Then we took a different route down to Lewisburg and found a unique but lonely residence from 1929. Earlier in the year, it was surrounded by a grove of wildflowers because the trees and plants around it had just been cut down. But when I went back a few months later, the ground was bare and sad. Inside, the building wasn’t in great shape, but it was stable. From the old Zenith TVs, rusted antique radios, and bottles of instant coffee, it was clear that no one had lived there for a very long time.
As we drove south through the Mountain State, we got farther away from people. This part of the state is made up of long, narrow ridges and wide, open valleys. Agriculture is much more important to the local economy than coal, and sprawling development doesn’t really bother the sparsely populated area. Here, you’ll find family farms that have been in the same family for generations, as well as oddities like covered bridges and winding roads. We found some Stick-style houses in this area as we climbed over Baker Mountain and along Back Creek on an unimproved one-lane path.
On US Route 219, north of Union, we found something more rural. The Erskine family used to live in the tenant house for the nearby Walnut Grove Farm, which was built around 1800. The clapboard siding that was once on the log cabin was taken off around 1975 to show off the hand-sewn logs underneath. It doesn’t look like the building is being used, but it is still in very good shape.
As the sun went down, we went down to the plateaus south of the Greenbrier River and reached the Irish Corner area. Most of the early Scotch and Irish settlers were sons and grandsons of Presbyterians who left Ulster, Ireland in the 18th century. The name of the city originated from this fact. Others from Great Britain came in the middle of the 1800s.
We stopped at the closed Mt. Zion Methodist Church, which was built around the turn of the last century. The only interesting thing about the building is its Gothic-style windows. For a church that doesn’t seem to have been used in decades, the grounds and building have been well taken care of.
When you turn onto Hokes Mill Road, you can see big family farms. We came to a bend in the road as the sun was setting. To the right was the Middle Ridge Farm, which had a stately red barn with an American flag painted on it. Gap Mountain in the distance made this beautiful scene even more beautiful.
A broken-down dairy barn from 1938 is close to Organ Cave. It was once planned to be torn down to make room for the Stony Glen residential subdivision.

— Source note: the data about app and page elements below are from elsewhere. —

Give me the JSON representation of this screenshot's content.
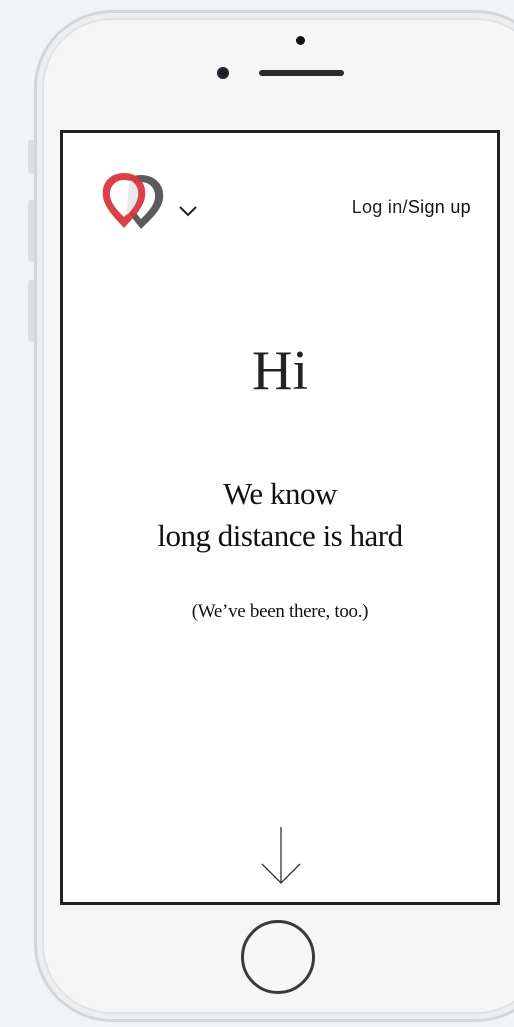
{
  "header": {
    "logo_icon": "heart-location-pins-logo",
    "menu_icon": "chevron-down-icon",
    "login_label": "Log in",
    "separator": "/",
    "signup_label": "Sign up"
  },
  "hero": {
    "greeting": "Hi",
    "headline_line1": "We know",
    "headline_line2": "long distance is hard",
    "subline": "(We’ve been there, too.)"
  },
  "scroll": {
    "icon": "arrow-down-icon"
  },
  "colors": {
    "logo_red": "#d9363e",
    "logo_gray": "#5a5a5a",
    "text": "#111111",
    "phone_frame": "#f6f6f6",
    "background": "#f1f3f4"
  }
}
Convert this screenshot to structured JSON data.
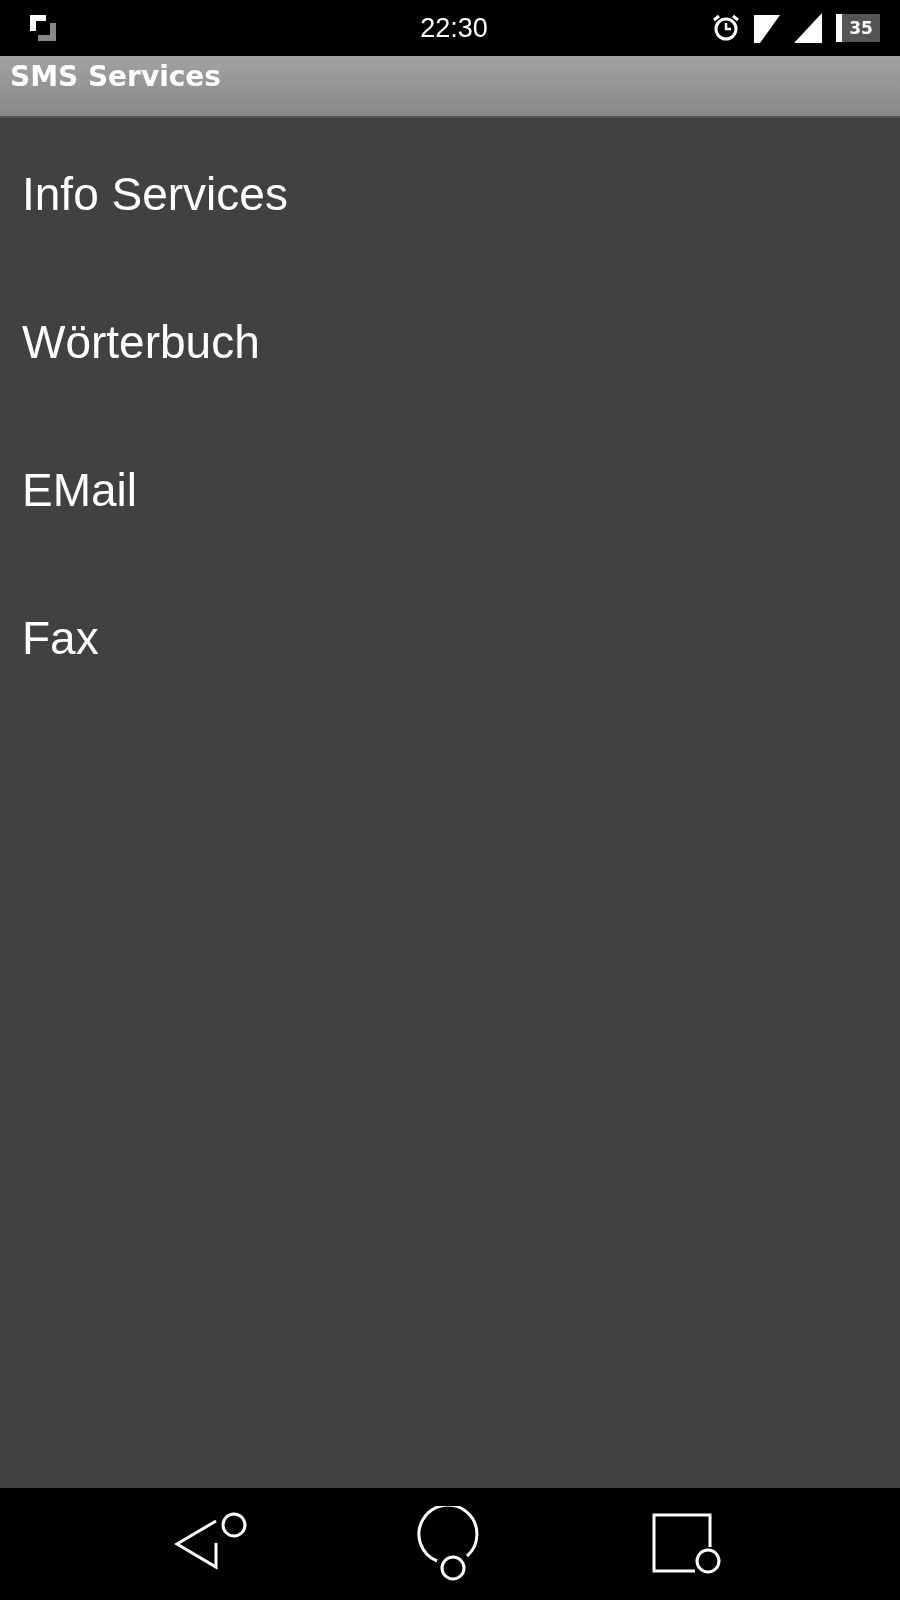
{
  "status_bar": {
    "time": "22:30",
    "battery": "35"
  },
  "app_bar": {
    "title": "SMS Services"
  },
  "items": [
    {
      "label": "Info Services"
    },
    {
      "label": "Wörterbuch"
    },
    {
      "label": "EMail"
    },
    {
      "label": "Fax"
    }
  ]
}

However, the process was put on hold when the county commissioners didn’t act on a petition to add the subdivision to the city of Ronceverte. The developers from out of state went to court. To make a long story short, the case went through the court system, and it was decided that the annexation petition was invalid because the houses would not be next to the Ronceverte’s boundaries, because illegal votes from non-people in favor of Stony Glen were counted, and because potential environmental problems were not taken into account. After no more appeals could be made, the Stony Glen subdivision was quietly put on hold. Even though the roads were paved, they are slowly becoming farmland again, and the only foundation for a house was left behind.
On the surface, it doesn’t look like much has changed in the Irish Corner region. When I went back after a long time, the barns, churches, houses, and back roads that I remembered from my first visit all seemed familiar. Some new houses were seen dotting the landscape, but the agrarian landscape has been kept safe by the lack of infrastructure, preservation easements, and agricultural lands trusts. For now, it looks like time has stopped in this part of West Virginia.